Total Grain (Lbs): 16.50
Anticipated OG: 1.093 Plato: 22.22
Anticipated SRM: 8.2
Anticipated IBU: 202.3
Brewhouse Efficiency: 75 %
Wort Boil Time: 90 Minutes

Pre-Boil Amounts
----------------

Evaporation Rate: 15.00 Percent Per Hour
Pre-Boil Wort Size: 6.45 Gal
Pre-Boil Gravity: 1.072 SG 17.53 Plato

Formulas Used
-------------

Brewhouse Efficiency and Predicted Gravity based on Method #1, Potential Used.
Final Gravity Calculation Based on Points.
Hard Value of Sucrose applied. Value for recipe: 46.2100 ppppg
% Yield Type used in Gravity Prediction: Fine Grind Dry Basis.

Color Formula Used: Morey
Hop IBU Formula Used: Rager

Additional Utilization Used For Plug Hops: 2 %
Additional Utilization Used For Pellet Hops: 10 %


Grain/Extract/Sugar

% Amount Name Origin Potential SRM
-----------------------------------------------------------------------------
3.0 0.50 lbs. Cara-Pils Dextrine Malt 1.033 2
9.1 1.50 lbs. Crystal 10L America 1.035 10
87.9 14.50 lbs. Pale Malt(2-row) Great Britain 1.038 3

Potential represented as SG per pound per gallon.


Hops

Amount Name Form Alpha IBU Boil Time
-----------------------------------------------------------------------------
1.50 oz. Chinook Pellet 13.00 79.0 60 min.
0.50 oz. Chinook Pellet 13.00 24.7 50 min.
1.00 oz. Columbus Pellet 15.00 46.2 40 min.
1.00 oz. Galena Pellet 13.00 26.9 30 min.
1.00 oz. Centennial Pellet 10.50 11.3 15 min.
2.00 oz. Centennial Pellet 10.50 14.2 5 min.


Yeast
-----

White Labs WLP007 Dry English Ale
 

BadDNA

hophead
Mar 31, 2006
4,216
186
Winning.
Yeah, little changes in the way they calculate things, too bad there's not a way to measure it like there is for gravity or color.
 

BikeGeek

BrewMonkey
Jul 2, 2001
4,459
118
Hershey, PA
I need to find the passage again, but I recently read that typical human perception of bitterness maxes out around 100 IBUs. In other words, a 200 IBU beer isn't going to seem any more bitter than a 100 IBU beer. That said, a beer with lots of hop aroma is going to seem more bitter than a low aroma beer of the same IBUs. Something about the brain associating the aroma with bitterness that isn't really there.
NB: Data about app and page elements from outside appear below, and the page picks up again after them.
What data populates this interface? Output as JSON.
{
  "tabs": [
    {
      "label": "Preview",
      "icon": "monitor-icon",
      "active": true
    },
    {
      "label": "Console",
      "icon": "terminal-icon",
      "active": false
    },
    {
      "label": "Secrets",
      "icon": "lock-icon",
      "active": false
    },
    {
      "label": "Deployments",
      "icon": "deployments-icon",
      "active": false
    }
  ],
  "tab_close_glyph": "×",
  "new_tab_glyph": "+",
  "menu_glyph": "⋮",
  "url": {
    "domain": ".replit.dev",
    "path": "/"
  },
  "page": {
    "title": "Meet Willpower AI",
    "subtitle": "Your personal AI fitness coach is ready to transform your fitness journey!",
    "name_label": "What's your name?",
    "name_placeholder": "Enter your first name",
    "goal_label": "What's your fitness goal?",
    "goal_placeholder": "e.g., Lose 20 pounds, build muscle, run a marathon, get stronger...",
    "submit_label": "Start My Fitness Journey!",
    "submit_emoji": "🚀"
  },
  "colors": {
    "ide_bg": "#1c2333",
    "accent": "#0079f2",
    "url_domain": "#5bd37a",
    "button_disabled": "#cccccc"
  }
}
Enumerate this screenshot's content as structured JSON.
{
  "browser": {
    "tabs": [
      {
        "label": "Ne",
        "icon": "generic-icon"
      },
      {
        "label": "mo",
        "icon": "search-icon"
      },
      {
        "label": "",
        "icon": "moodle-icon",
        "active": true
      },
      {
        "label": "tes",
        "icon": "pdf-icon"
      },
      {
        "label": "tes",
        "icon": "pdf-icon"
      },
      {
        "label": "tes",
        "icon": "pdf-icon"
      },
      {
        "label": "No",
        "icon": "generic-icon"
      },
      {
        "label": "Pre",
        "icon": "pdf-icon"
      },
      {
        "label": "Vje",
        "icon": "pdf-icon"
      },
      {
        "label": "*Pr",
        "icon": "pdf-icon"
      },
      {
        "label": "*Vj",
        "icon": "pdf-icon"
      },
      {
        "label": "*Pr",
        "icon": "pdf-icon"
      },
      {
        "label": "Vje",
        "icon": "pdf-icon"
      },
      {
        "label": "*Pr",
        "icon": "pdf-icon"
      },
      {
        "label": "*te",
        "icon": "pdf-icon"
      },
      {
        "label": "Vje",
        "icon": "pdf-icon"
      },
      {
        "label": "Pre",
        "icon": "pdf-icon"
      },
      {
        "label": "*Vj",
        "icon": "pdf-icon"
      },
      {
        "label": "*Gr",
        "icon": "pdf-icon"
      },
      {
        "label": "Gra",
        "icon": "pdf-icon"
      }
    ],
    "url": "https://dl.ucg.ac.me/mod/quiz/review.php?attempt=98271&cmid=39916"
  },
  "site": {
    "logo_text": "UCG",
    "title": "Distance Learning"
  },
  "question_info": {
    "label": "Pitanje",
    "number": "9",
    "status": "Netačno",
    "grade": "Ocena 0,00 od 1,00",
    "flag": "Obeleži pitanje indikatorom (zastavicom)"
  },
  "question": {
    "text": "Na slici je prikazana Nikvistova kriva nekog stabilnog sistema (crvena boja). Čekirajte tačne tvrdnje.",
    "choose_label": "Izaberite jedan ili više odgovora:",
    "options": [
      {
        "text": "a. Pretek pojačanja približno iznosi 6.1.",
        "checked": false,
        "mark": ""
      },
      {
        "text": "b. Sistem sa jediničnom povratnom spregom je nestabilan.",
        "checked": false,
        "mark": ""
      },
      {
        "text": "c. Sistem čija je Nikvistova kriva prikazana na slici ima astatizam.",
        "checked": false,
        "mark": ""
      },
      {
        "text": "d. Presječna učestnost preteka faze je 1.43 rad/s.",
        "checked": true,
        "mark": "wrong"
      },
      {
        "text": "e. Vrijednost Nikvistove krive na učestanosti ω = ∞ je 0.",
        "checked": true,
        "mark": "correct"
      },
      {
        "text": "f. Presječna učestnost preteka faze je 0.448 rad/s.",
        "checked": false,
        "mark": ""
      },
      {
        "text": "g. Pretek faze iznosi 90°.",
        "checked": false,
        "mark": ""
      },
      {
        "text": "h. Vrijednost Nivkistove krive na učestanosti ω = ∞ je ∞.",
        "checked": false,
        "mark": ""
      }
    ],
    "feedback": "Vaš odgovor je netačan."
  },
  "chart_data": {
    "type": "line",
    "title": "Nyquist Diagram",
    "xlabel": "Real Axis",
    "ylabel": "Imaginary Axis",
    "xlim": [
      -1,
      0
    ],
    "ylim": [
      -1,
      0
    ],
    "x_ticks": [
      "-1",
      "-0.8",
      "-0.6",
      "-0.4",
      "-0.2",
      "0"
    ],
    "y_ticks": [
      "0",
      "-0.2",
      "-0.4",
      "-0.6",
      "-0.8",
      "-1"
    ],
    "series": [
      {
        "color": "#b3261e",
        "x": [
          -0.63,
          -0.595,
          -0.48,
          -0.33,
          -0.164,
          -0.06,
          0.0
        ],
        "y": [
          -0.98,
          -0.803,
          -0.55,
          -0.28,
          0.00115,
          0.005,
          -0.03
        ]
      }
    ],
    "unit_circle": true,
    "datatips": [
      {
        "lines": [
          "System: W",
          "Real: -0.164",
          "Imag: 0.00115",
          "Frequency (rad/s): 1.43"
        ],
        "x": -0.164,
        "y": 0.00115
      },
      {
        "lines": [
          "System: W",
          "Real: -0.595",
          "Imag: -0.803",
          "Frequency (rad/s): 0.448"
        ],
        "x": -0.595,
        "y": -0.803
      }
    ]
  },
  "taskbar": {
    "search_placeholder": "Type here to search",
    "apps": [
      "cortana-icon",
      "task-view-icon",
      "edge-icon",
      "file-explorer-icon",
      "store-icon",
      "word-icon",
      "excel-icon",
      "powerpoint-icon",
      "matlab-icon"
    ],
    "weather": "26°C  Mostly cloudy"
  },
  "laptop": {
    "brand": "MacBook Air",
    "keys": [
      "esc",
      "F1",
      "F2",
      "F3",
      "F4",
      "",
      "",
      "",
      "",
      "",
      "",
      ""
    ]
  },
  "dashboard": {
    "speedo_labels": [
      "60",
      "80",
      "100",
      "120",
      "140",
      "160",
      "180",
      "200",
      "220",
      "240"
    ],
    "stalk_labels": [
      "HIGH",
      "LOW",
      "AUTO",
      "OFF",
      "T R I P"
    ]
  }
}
Something to consider in these post-shortage, expensive-hop times.
 

Heidi

Der hund ist laut und braun
Aug 22, 2001
10,167
728
Bend, Oregon
I need to find the passage again, but I recently read that typical human perception of bitterness maxes out around 100 IBUs. In other words, a 200 IBU beer isn't going to seem any more bitter than a 100 IBU beer. That said, a beer with lots of hop aroma is going to seem more bitter than a low aroma beer of the same IBUs. Something about the brain associating the aroma with bitterness that isn't really there.

Something to consider in these post-shortage, expensive-hop times.
Interesting to know. When are you going to open your own brewery? :banana:
 

BikeMike

Monkey
Feb 24, 2006
784
0
Yeah, little changes in the way they calculate things, too bad there's not a way to measure it like there is for gravity or color.
If someone was interested in developing a standard ratings system, it could be done with HPLC. It is how they measure the Scoville rating of chilis these days.

The main problem would be expense.
 

BikeGeek

BrewMonkey
Jul 2, 2001
4,459
118
Hershey, PA
Interesting to know. When are you going to open your own brewery? :banana:
Ha! Now that I'm actually working in a brewery I don't think I'll ever own one. I see the owners every day and there's a lot of stress that goes along with owning a brewery...or any business for that matter.